Every entry below should be written out again exactly.

== Material provided

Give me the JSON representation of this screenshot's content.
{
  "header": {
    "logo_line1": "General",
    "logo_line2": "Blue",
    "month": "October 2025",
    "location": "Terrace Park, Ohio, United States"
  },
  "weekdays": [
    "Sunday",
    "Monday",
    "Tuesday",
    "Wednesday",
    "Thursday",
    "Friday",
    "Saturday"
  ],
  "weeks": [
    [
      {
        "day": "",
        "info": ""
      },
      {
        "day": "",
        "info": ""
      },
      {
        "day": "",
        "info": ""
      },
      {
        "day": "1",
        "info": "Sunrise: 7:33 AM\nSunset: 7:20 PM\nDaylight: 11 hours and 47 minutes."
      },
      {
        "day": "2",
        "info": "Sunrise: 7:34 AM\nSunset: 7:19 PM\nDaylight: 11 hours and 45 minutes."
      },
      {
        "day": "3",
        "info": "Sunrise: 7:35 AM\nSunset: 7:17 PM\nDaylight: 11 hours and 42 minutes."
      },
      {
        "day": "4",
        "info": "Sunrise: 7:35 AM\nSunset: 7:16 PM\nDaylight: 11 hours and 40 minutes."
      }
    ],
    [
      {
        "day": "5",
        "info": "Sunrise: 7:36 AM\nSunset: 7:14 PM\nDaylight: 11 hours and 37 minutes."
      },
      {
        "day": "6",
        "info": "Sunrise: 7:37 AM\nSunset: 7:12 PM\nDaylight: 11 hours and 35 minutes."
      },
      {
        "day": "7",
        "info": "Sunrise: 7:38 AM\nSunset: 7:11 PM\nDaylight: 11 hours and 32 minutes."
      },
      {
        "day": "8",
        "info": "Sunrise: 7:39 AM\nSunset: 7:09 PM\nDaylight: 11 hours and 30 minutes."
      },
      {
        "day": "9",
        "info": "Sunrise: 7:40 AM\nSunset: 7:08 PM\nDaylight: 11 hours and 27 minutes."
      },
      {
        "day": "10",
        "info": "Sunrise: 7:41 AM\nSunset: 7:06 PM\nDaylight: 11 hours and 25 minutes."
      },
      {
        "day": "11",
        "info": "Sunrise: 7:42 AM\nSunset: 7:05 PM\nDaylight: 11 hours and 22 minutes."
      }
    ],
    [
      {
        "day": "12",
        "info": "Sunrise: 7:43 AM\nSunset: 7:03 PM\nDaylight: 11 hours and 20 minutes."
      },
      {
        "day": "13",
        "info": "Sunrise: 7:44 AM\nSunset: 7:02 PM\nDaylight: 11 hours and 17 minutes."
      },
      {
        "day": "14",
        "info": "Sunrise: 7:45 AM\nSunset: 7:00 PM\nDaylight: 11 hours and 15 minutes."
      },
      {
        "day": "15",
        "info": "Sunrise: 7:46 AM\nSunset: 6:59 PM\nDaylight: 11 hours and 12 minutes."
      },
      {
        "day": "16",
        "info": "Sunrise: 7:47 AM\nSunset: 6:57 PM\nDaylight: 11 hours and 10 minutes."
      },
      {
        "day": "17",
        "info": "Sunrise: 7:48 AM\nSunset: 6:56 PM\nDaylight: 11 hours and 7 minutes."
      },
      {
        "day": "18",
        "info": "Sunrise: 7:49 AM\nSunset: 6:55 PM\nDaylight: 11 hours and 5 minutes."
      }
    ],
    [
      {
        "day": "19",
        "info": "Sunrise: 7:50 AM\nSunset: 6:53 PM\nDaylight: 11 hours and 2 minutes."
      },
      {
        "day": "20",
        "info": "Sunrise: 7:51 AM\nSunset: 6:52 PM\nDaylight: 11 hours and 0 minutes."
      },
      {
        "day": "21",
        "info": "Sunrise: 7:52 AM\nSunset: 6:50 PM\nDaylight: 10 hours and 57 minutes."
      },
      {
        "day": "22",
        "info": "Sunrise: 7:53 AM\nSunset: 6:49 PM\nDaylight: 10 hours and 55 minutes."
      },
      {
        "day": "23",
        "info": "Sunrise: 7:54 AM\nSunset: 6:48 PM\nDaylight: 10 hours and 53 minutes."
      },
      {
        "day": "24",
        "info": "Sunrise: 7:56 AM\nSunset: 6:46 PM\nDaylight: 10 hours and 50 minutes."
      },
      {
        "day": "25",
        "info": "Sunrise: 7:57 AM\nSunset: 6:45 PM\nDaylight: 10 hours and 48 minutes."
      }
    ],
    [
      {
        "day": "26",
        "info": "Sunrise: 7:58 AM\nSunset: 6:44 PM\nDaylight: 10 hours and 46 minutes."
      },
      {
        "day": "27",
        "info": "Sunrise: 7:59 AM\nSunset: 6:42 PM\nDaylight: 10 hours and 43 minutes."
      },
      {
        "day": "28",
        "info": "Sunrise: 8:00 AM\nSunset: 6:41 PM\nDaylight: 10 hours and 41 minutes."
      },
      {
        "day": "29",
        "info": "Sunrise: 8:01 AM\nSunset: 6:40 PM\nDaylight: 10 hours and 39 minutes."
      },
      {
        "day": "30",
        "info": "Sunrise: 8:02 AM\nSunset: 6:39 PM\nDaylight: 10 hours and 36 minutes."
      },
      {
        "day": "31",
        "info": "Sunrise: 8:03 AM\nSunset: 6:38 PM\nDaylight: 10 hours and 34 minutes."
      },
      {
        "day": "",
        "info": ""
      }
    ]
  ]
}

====

- Problem solution
Give me the JSON representation of this screenshot's content.
{
  "header": {
    "logo_line1": "General",
    "logo_line2": "Blue",
    "month": "October 2025",
    "location": "Terrace Park, Ohio, United States"
  },
  "weekdays": [
    "Sunday",
    "Monday",
    "Tuesday",
    "Wednesday",
    "Thursday",
    "Friday",
    "Saturday"
  ],
  "weeks": [
    [
      {
        "day": "",
        "info": ""
      },
      {
        "day": "",
        "info": ""
      },
      {
        "day": "",
        "info": ""
      },
      {
        "day": "1",
        "info": "Sunrise: 7:33 AM\nSunset: 7:20 PM\nDaylight: 11 hours and 47 minutes."
      },
      {
        "day": "2",
        "info": "Sunrise: 7:34 AM\nSunset: 7:19 PM\nDaylight: 11 hours and 45 minutes."
      },
      {
        "day": "3",
        "info": "Sunrise: 7:35 AM\nSunset: 7:17 PM\nDaylight: 11 hours and 42 minutes."
      },
      {
        "day": "4",
        "info": "Sunrise: 7:35 AM\nSunset: 7:16 PM\nDaylight: 11 hours and 40 minutes."
      }
    ],
    [
      {
        "day": "5",
        "info": "Sunrise: 7:36 AM\nSunset: 7:14 PM\nDaylight: 11 hours and 37 minutes."
      },
      {
        "day": "6",
        "info": "Sunrise: 7:37 AM\nSunset: 7:12 PM\nDaylight: 11 hours and 35 minutes."
      },
      {
        "day": "7",
        "info": "Sunrise: 7:38 AM\nSunset: 7:11 PM\nDaylight: 11 hours and 32 minutes."
      },
      {
        "day": "8",
        "info": "Sunrise: 7:39 AM\nSunset: 7:09 PM\nDaylight: 11 hours and 30 minutes."
      },
      {
        "day": "9",
        "info": "Sunrise: 7:40 AM\nSunset: 7:08 PM\nDaylight: 11 hours and 27 minutes."
      },
      {
        "day": "10",
        "info": "Sunrise: 7:41 AM\nSunset: 7:06 PM\nDaylight: 11 hours and 25 minutes."
      },
      {
        "day": "11",
        "info": "Sunrise: 7:42 AM\nSunset: 7:05 PM\nDaylight: 11 hours and 22 minutes."
      }
    ],
    [
      {
        "day": "12",
        "info": "Sunrise: 7:43 AM\nSunset: 7:03 PM\nDaylight: 11 hours and 20 minutes."
      },
      {
        "day": "13",
        "info": "Sunrise: 7:44 AM\nSunset: 7:02 PM\nDaylight: 11 hours and 17 minutes."
      },
      {
        "day": "14",
        "info": "Sunrise: 7:45 AM\nSunset: 7:00 PM\nDaylight: 11 hours and 15 minutes."
      },
      {
        "day": "15",
        "info": "Sunrise: 7:46 AM\nSunset: 6:59 PM\nDaylight: 11 hours and 12 minutes."
      },
      {
        "day": "16",
        "info": "Sunrise: 7:47 AM\nSunset: 6:57 PM\nDaylight: 11 hours and 10 minutes."
      },
      {
        "day": "17",
        "info": "Sunrise: 7:48 AM\nSunset: 6:56 PM\nDaylight: 11 hours and 7 minutes."
      },
      {
        "day": "18",
        "info": "Sunrise: 7:49 AM\nSunset: 6:55 PM\nDaylight: 11 hours and 5 minutes."
      }
    ],
    [
      {
        "day": "19",
        "info": "Sunrise: 7:50 AM\nSunset: 6:53 PM\nDaylight: 11 hours and 2 minutes."
      },
      {
        "day": "20",
        "info": "Sunrise: 7:51 AM\nSunset: 6:52 PM\nDaylight: 11 hours and 0 minutes."
      },
      {
        "day": "21",
        "info": "Sunrise: 7:52 AM\nSunset: 6:50 PM\nDaylight: 10 hours and 57 minutes."
      },
      {
        "day": "22",
        "info": "Sunrise: 7:53 AM\nSunset: 6:49 PM\nDaylight: 10 hours and 55 minutes."
      },
      {
        "day": "23",
        "info": "Sunrise: 7:54 AM\nSunset: 6:48 PM\nDaylight: 10 hours and 53 minutes."
      },
      {
        "day": "24",
        "info": "Sunrise: 7:56 AM\nSunset: 6:46 PM\nDaylight: 10 hours and 50 minutes."
      },
      {
        "day": "25",
        "info": "Sunrise: 7:57 AM\nSunset: 6:45 PM\nDaylight: 10 hours and 48 minutes."
      }
    ],
    [
      {
        "day": "26",
        "info": "Sunrise: 7:58 AM\nSunset: 6:44 PM\nDaylight: 10 hours and 46 minutes."
      },
      {
        "day": "27",
        "info": "Sunrise: 7:59 AM\nSunset: 6:42 PM\nDaylight: 10 hours and 43 minutes."
      },
      {
        "day": "28",
        "info": "Sunrise: 8:00 AM\nSunset: 6:41 PM\nDaylight: 10 hours and 41 minutes."
      },
      {
        "day": "29",
        "info": "Sunrise: 8:01 AM\nSunset: 6:40 PM\nDaylight: 10 hours and 39 minutes."
      },
      {
        "day": "30",
        "info": "Sunrise: 8:02 AM\nSunset: 6:39 PM\nDaylight: 10 hours and 36 minutes."
      },
      {
        "day": "31",
        "info": "Sunrise: 8:03 AM\nSunset: 6:38 PM\nDaylight: 10 hours and 34 minutes."
      },
      {
        "day": "",
        "info": ""
      }
    ]
  ]
}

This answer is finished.